### What you will do
Your task is to copy each line of the listing that contains the word "Formularz".

### Dataset entries
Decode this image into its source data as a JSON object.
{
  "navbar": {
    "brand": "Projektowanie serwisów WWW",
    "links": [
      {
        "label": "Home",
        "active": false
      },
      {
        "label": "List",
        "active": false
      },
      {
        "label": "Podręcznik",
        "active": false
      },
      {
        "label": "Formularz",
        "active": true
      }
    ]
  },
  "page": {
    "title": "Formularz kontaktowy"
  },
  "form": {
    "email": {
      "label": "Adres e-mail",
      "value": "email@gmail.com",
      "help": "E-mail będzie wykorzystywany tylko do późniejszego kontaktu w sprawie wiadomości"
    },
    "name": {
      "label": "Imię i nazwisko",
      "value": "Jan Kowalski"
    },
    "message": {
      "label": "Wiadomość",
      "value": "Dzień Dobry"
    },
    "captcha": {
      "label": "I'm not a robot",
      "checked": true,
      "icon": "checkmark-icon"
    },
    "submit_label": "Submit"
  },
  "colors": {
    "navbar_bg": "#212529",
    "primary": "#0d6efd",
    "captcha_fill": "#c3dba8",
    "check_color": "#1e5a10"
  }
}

### Answer box
        "label": "Formularz",
    "title": "Formularz kontaktowy"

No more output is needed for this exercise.